It’s quite common and people frequently consult their GP who can find nothing wrong.
Sufferers either complain of diarrhoea or constipation together with chronic pain.
The symptoms will depend on which parts of the gut are involved; sometimes there is often an overlap between areas of the gut. Some people may experience problems in only one area, others in several. Symptoms can also vary over time.
Infectious illnesses resulting in fever, vomiting and sometimes acute diarrhoea may lead to IBS. This is known as the post-infective syndrome, termed “post-infectious IBS”.
It’s estimated the one in five of the adult population suffer from IBS at any one time.
In short, IBS is loss of co-ordination of muscular contractions known as propulsion.
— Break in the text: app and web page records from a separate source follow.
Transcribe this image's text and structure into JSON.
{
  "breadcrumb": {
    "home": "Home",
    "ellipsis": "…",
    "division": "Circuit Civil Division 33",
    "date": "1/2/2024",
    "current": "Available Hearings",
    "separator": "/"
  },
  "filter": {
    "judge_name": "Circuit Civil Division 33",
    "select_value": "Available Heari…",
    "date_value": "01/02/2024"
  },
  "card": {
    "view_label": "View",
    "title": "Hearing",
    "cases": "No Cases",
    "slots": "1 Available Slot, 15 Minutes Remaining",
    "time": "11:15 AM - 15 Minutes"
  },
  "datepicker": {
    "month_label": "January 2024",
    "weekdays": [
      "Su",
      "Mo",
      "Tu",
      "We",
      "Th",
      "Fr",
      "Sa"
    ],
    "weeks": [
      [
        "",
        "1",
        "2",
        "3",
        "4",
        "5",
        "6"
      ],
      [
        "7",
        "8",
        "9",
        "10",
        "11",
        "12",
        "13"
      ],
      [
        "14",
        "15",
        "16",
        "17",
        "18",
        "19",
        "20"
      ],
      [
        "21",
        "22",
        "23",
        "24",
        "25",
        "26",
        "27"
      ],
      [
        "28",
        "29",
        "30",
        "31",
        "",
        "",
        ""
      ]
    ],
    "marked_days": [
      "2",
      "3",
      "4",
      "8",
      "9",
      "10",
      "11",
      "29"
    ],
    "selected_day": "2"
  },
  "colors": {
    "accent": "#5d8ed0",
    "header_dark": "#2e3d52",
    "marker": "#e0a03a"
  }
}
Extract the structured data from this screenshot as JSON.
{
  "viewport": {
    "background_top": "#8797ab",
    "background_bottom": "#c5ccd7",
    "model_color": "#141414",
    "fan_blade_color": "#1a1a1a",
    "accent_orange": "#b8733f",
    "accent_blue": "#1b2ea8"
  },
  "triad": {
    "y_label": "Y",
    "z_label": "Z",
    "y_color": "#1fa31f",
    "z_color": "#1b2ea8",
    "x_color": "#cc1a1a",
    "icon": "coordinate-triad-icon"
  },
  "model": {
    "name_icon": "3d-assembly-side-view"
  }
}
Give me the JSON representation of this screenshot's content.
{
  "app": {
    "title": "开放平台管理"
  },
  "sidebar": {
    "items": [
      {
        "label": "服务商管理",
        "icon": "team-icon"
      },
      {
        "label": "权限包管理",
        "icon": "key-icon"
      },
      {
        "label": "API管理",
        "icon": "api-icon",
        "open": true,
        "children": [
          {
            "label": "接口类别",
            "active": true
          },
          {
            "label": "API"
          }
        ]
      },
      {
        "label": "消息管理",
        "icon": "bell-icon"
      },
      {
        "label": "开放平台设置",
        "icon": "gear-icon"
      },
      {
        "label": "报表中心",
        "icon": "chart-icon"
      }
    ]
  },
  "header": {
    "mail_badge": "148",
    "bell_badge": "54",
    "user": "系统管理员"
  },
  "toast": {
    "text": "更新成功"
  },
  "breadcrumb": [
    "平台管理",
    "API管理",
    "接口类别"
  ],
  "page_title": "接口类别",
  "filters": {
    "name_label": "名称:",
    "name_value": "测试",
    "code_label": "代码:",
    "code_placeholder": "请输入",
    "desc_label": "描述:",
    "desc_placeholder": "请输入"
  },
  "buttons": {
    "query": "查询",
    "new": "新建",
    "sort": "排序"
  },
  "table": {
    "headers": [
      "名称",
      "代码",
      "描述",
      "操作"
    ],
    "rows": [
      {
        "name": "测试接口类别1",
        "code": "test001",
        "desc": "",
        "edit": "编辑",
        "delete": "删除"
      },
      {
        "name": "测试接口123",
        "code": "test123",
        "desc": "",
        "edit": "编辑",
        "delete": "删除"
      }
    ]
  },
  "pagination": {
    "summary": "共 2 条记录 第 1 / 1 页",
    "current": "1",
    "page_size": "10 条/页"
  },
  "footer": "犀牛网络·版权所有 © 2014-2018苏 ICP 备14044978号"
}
Although the symptoms experienced by the sufferer are very real, there are often psychological factors involved. There could be any number of explanations, for example stressful experiences when moving house, changing jobs, bereavement, relationship break-ups. Any of these can cause the onset of IBS.
The symptoms of IBS are very varied and can occur at any age, although it seems to most common in late teens or early twenties.
It is essential that the sufferer contacts their GP in order to rule out physiological causes. When these have been ruled out, then it would be decided during the initial consultation which would be the best course of action; e.g. THRIVE and/or a combination with Pure Hypnoanalysis (analytical therapy) which would deal with the cause of the possible psychological reasons for the onset of IBS.